That's evident in her work on-air and in the community - where she'll now have more time to dedicate to causes she cares about.

"I truly believe that women need to feel empowered to take care of their families and need the tools and resources to do that. So any organization, any causes that facilitates that, I want to continue to be part of it - it's close to my heart," she said.

That's not lost on the people who have worked with Monica. 

"She's just an amazing, amazing journalist. But I think what really sets her apart is her heart. She is so compassionate and cares about people - really, really cares about people," said former FOX 2 Anchor Sherri Margolis. 

"She loves jokes, she loves to laugh, and we did a lot of that during the commercials," former FOX 2 Anchor Murray Feldman said. "She's just a joy to work with, and this community is really so lucky to have had her."

When the cameras are off, and she's in the newsroom and beyond, she held court there too.

"I think that what people don't know is that Monica was the one behind (making plans to) get together and have a karaoke party, (or) somebody's birthday is coming up, (or) someone's getting married - what are we doing," said FOX 2 Assistant News Director Laura Moore. "It was always about the team, and the product - always - and the family. And she will be very missed."

"Monica is really one of the most impressive people I've met in news," said FOX 2 Vice President of News Kevin Roseborough. "With Monica, she was always just that very, very calm collected person who held us together."

Her partner on the desk, Huel Perkins, said it's her genuine nature that people are drawn to.

"She is a woman filled with compassion, love, kindness - (she's) brilliant, too. But above all her compassion for people - I think that is evident in the way she delivers the news, and it's also evident away from the anchor desk," Huel said. "She is the kind of friend that will be there for life."

'The best is yet to come': Huel Perkins' career in Detroit comes to a close

Her talents extend well beyond the newsroom - whether it's gardening, decorating, cooking, or singing - but her true passion is her family: her husband, Dean, her son, Tanner, and her mother, Patty.

"She's in her mid-80s and I really am looking forward to having time with her where we can just have some fun and just enjoy one-on-one time with her," Monica said. "You realize - you know - time is so precious, and you want to make the most of the time that you have left."

Now she'll get to spend more of that precious time with her mom.

"Here we are to retirement - it's absolutely amazing to me," Patty said. "And I'm very proud of her and her career. We're just excited to have unlimited time and as we choose - with no time constraints. I might even be a little bit greedy in the time I want with her. I just love her to pieces and excited for what's ahead."

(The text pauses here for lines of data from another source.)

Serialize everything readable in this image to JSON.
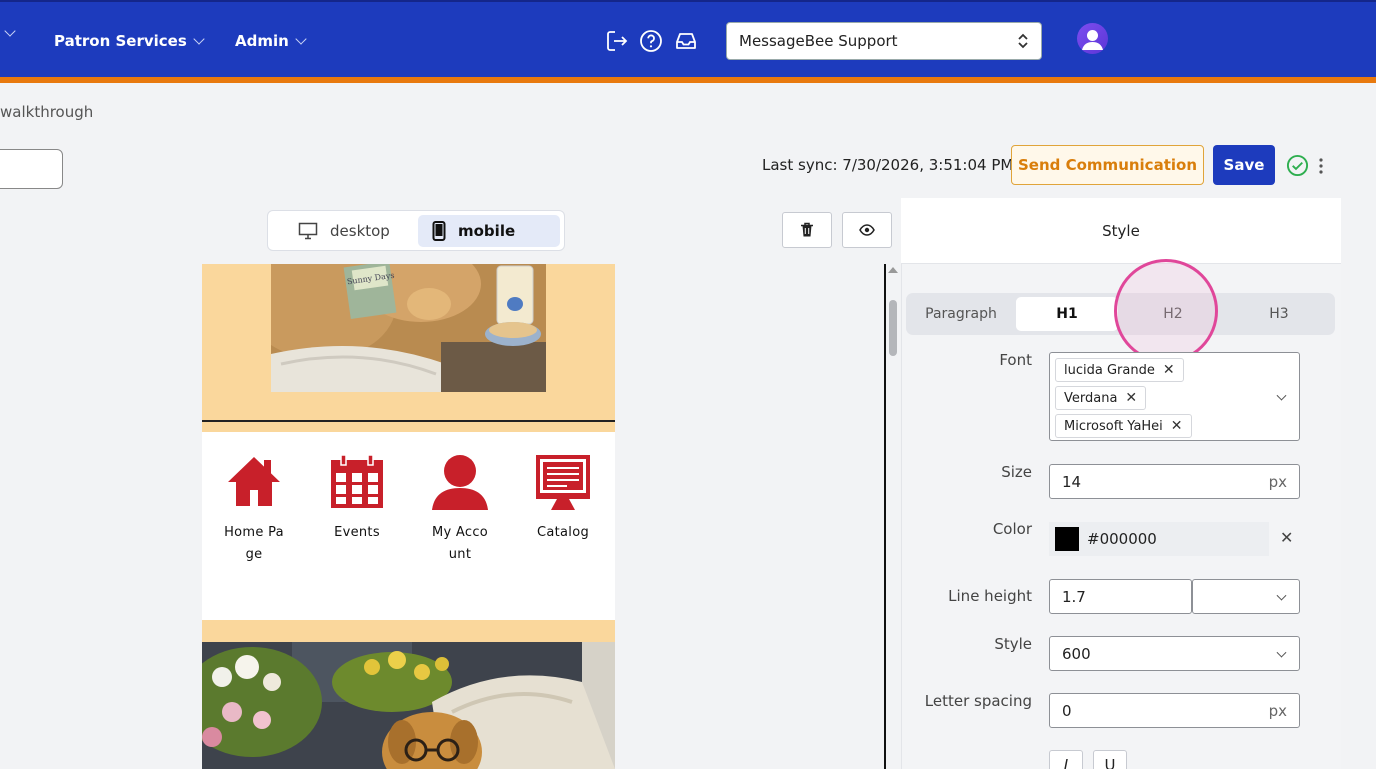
{
  "header": {
    "nav": [
      {
        "label": ""
      },
      {
        "label": "Patron Services"
      },
      {
        "label": "Admin"
      }
    ],
    "org_select": "MessageBee Support"
  },
  "breadcrumb": "walkthrough",
  "toolbar": {
    "sync_text": "Last sync: 7/30/2026, 3:51:04 PM",
    "send_label": "Send Communication",
    "save_label": "Save"
  },
  "device_toggle": {
    "desktop_label": "desktop",
    "mobile_label": "mobile",
    "active": "mobile"
  },
  "preview": {
    "links": [
      {
        "label": "Home Page",
        "icon": "home-icon"
      },
      {
        "label": "Events",
        "icon": "calendar-icon"
      },
      {
        "label": "My Account",
        "icon": "user-icon"
      },
      {
        "label": "Catalog",
        "icon": "monitor-icon"
      }
    ],
    "book_title": "Sunny Days"
  },
  "style_panel": {
    "title": "Style",
    "tabs": [
      {
        "label": "Paragraph"
      },
      {
        "label": "H1"
      },
      {
        "label": "H2"
      },
      {
        "label": "H3"
      }
    ],
    "active_tab": "H1",
    "font": {
      "label": "Font",
      "tags": [
        "lucida Grande",
        "Verdana",
        "Microsoft YaHei"
      ]
    },
    "size": {
      "label": "Size",
      "value": "14",
      "unit": "px"
    },
    "color": {
      "label": "Color",
      "value": "#000000"
    },
    "line_height": {
      "label": "Line height",
      "value": "1.7",
      "unit_value": ""
    },
    "style": {
      "label": "Style",
      "value": "600"
    },
    "letter_spacing": {
      "label": "Letter spacing",
      "value": "0",
      "unit": "px"
    },
    "format_buttons": [
      "I",
      "U"
    ]
  },
  "colors": {
    "topbar": "#1d3bbd",
    "accent_stripe": "#e8790e",
    "send_button": "#d97e0b",
    "icon_red": "#c8202a",
    "highlight": "#e0479a"
  }
}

"Respect and admire just aren't big enough words. I mean it's truly amazing what she's been able to accomplish. I love her so much," Tanner said. "I'm so proud of her, and I'm so excited to see what comes next, and I'm just grateful to have been a part of it the whole way."

"For as great as her career has been and as good as she is on-air and in people's homes and television, she's better as a wife and a mother. She's the best," Dean said. "Now is ‘Monica time.’ This is go-time for Monica. It's time to get out there and do what she wants, without schedules."

Their gain is our loss - but we could not be more grateful for the time we've had with Monica Gayle.

Monica is an amazing human being. A wonderful partner and a great friend. I could not  have imagined this journey without her

"I'm really blessed and grateful that this is where we landed," Huel said. "It's been a great run."